2. Fracture zone: a collection of closely spaced, parallel or sub-parallel structure elements of the same nature. The spacing within the zone is much smaller than that outside the zone.
3. Fracture set: a collection of parallel or sub-parallel fracture type with an identifiable characteristic spacing and distribution.
4. Fracture multiple sets: two or more fracture sets with different orientations, occurring in the same locality, and thus intersecting each other. The intersection angles between the sets and the spacing and distribution of the fracture elements in each set define fracture patterns.
5. Fracture domain: a particular pattern of fracture system with various distribution and geometric parameters, distinct from those in the adjacent areas across a given region.
6. Fracture assemblage: two or more different types of fractures commonly occurring together within a system. For example, pressure solution seams and veins may be associated spatially and temporally within the framework of dissolution under normal stresses, fracturing, and precipitation. At a larger scale, the mid-ocean ridges and transform faults associated with them can be considered as a structural assemblage.

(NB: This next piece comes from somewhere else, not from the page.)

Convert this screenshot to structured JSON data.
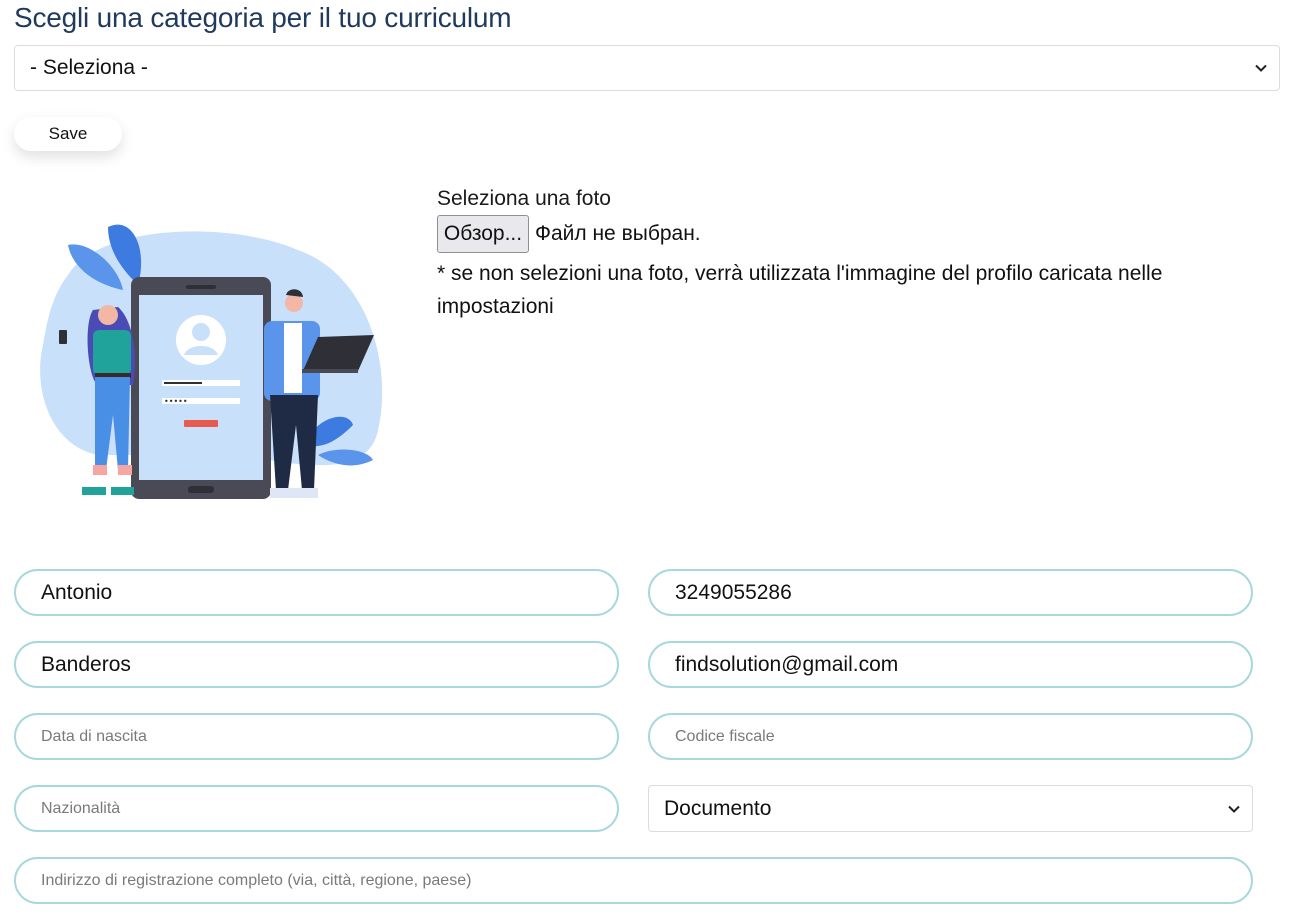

The organization of this Knowledgebase is from the bottom upward, from the simplest directly observable class of isolated fracture elements to very complex and obscure assemblages (Kline, 1995). By working backward using links, it is also possible to break down or deconstruct structures with various degrees of complexities into simpler constitutive parts (a top-down approach). In other words, the links listed below may be navigated from top (Fracture Elements) to the bottom (Fracture Assemblages) or vice versa. The only exception to this hierarchical flow in this Knowledgebase is the Fracture Components as pointed out above, because it would not make sense to introduce components before the Fracture Elements themselves. Also included in the Knowledgebase entries are relative time factors, making it possible to use a ladder approach to analysis of deformation. Bottom-up, top-down, ladder, or a combination of the three are all compatible with the skeleton of this Knowledgebase and are convenient in introducing complex hierarchical fracture systems. This approach is also helpful for a systematic cognitive learning process by encouraging one to compare and contrast the facts and images of the corresponding parts of different fracture classes.
There are other types of geological structures not included in this Knowledgebase. For example, folds are one of the most important types of geological structures and maybe closely related to fractures, but they are not discussed in this Knowledgebase, except in reference to their relationships to fractures. If the user wishes to expand the Knowledgebase to include another structure which is beyond the scope of the present endeavor, the groundwork for such an expansion is in place. The user can simply copy a section of the database and use it as a template, overlaying the new data, images, or mechanisms over the original ones.
|Types of Fractures:|
|JointsPressure Solution SeamsDeformation BandsFaultsHybrid Fractures|
Fracture ComponentsFracture ZonesFracture SetsFracture Multiple SetsFracture DomainsFracture Assemblages
|Aydin, A., 1996
Aydin, A., Borja, R., Eichhubl, P., 2006
Crouch, S.L., 1980
Engelder, T., 1987
Kline, S.J., 1995